*** Begin section ***
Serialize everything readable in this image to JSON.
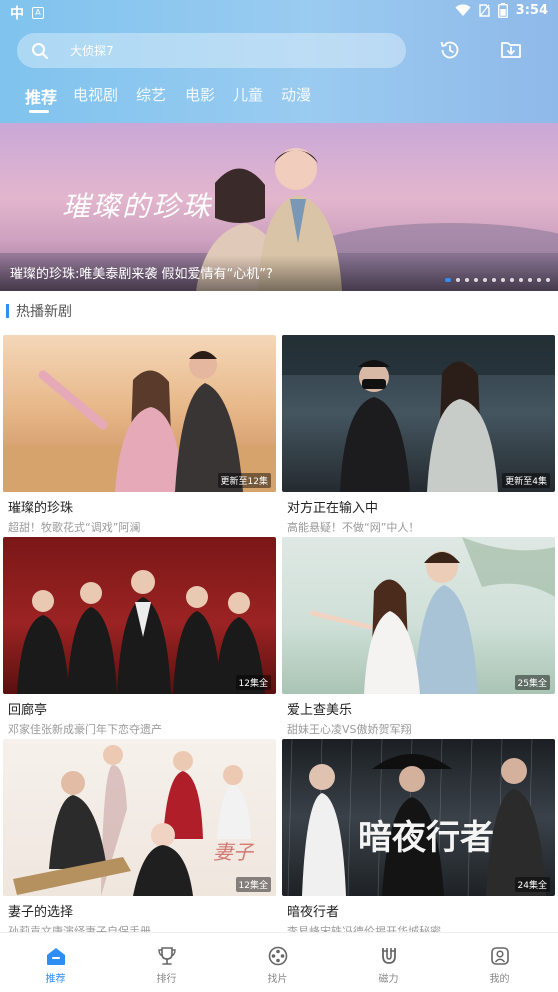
{
  "status_bar": {
    "time": "3:54",
    "left_glyph": "中",
    "left_box": "A"
  },
  "search": {
    "placeholder": "大侦探7"
  },
  "tabs": [
    {
      "label": "推荐",
      "active": true
    },
    {
      "label": "电视剧"
    },
    {
      "label": "综艺"
    },
    {
      "label": "电影"
    },
    {
      "label": "儿童"
    },
    {
      "label": "动漫"
    }
  ],
  "banner": {
    "script_text": "璀璨的珍珠",
    "caption": "璀璨的珍珠:唯美泰剧来袭 假如爱情有“心机”?",
    "dots_total": 12,
    "dots_active": 0
  },
  "section": {
    "title": "热播新剧"
  },
  "cards": [
    {
      "title": "璀璨的珍珠",
      "subtitle": "超甜！牧歌花式“调戏”阿澜",
      "badge": "更新至12集"
    },
    {
      "title": "对方正在输入中",
      "subtitle": "高能悬疑！不做“网”中人！",
      "badge": "更新至4集"
    },
    {
      "title": "回廊亭",
      "subtitle": "邓家佳张新成豪门年下恋夺遗产",
      "badge": "12集全"
    },
    {
      "title": "爱上查美乐",
      "subtitle": "甜妹王心凌VS傲娇贺军翔",
      "badge": "25集全"
    },
    {
      "title": "妻子的选择",
      "subtitle": "孙莉袁文康演绎妻子自保手册",
      "badge": "12集全"
    },
    {
      "title": "暗夜行者",
      "subtitle": "李易峰宋轶冯德伦揭开华城秘密",
      "badge": "24集全"
    }
  ],
  "bottom_nav": [
    {
      "label": "推荐",
      "icon": "home-icon",
      "active": true
    },
    {
      "label": "排行",
      "icon": "trophy-icon"
    },
    {
      "label": "找片",
      "icon": "film-reel-icon"
    },
    {
      "label": "磁力",
      "icon": "magnet-icon"
    },
    {
      "label": "我的",
      "icon": "profile-icon"
    }
  ],
  "colors": {
    "accent": "#2f8ef4",
    "header_gradient_start": "#7fc3ee",
    "header_gradient_end": "#8fb9e9"
  }
}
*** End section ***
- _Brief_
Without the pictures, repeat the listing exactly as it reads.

- _Exercise result_
Serialize everything readable in this image to JSON.
{
  "status_bar": {
    "time": "3:54",
    "left_glyph": "中",
    "left_box": "A"
  },
  "search": {
    "placeholder": "大侦探7"
  },
  "tabs": [
    {
      "label": "推荐",
      "active": true
    },
    {
      "label": "电视剧"
    },
    {
      "label": "综艺"
    },
    {
      "label": "电影"
    },
    {
      "label": "儿童"
    },
    {
      "label": "动漫"
    }
  ],
  "banner": {
    "script_text": "璀璨的珍珠",
    "caption": "璀璨的珍珠:唯美泰剧来袭 假如爱情有“心机”?",
    "dots_total": 12,
    "dots_active": 0
  },
  "section": {
    "title": "热播新剧"
  },
  "cards": [
    {
      "title": "璀璨的珍珠",
      "subtitle": "超甜！牧歌花式“调戏”阿澜",
      "badge": "更新至12集"
    },
    {
      "title": "对方正在输入中",
      "subtitle": "高能悬疑！不做“网”中人！",
      "badge": "更新至4集"
    },
    {
      "title": "回廊亭",
      "subtitle": "邓家佳张新成豪门年下恋夺遗产",
      "badge": "12集全"
    },
    {
      "title": "爱上查美乐",
      "subtitle": "甜妹王心凌VS傲娇贺军翔",
      "badge": "25集全"
    },
    {
      "title": "妻子的选择",
      "subtitle": "孙莉袁文康演绎妻子自保手册",
      "badge": "12集全"
    },
    {
      "title": "暗夜行者",
      "subtitle": "李易峰宋轶冯德伦揭开华城秘密",
      "badge": "24集全"
    }
  ],
  "bottom_nav": [
    {
      "label": "推荐",
      "icon": "home-icon",
      "active": true
    },
    {
      "label": "排行",
      "icon": "trophy-icon"
    },
    {
      "label": "找片",
      "icon": "film-reel-icon"
    },
    {
      "label": "磁力",
      "icon": "magnet-icon"
    },
    {
      "label": "我的",
      "icon": "profile-icon"
    }
  ],
  "colors": {
    "accent": "#2f8ef4",
    "header_gradient_start": "#7fc3ee",
    "header_gradient_end": "#8fb9e9"
  }
}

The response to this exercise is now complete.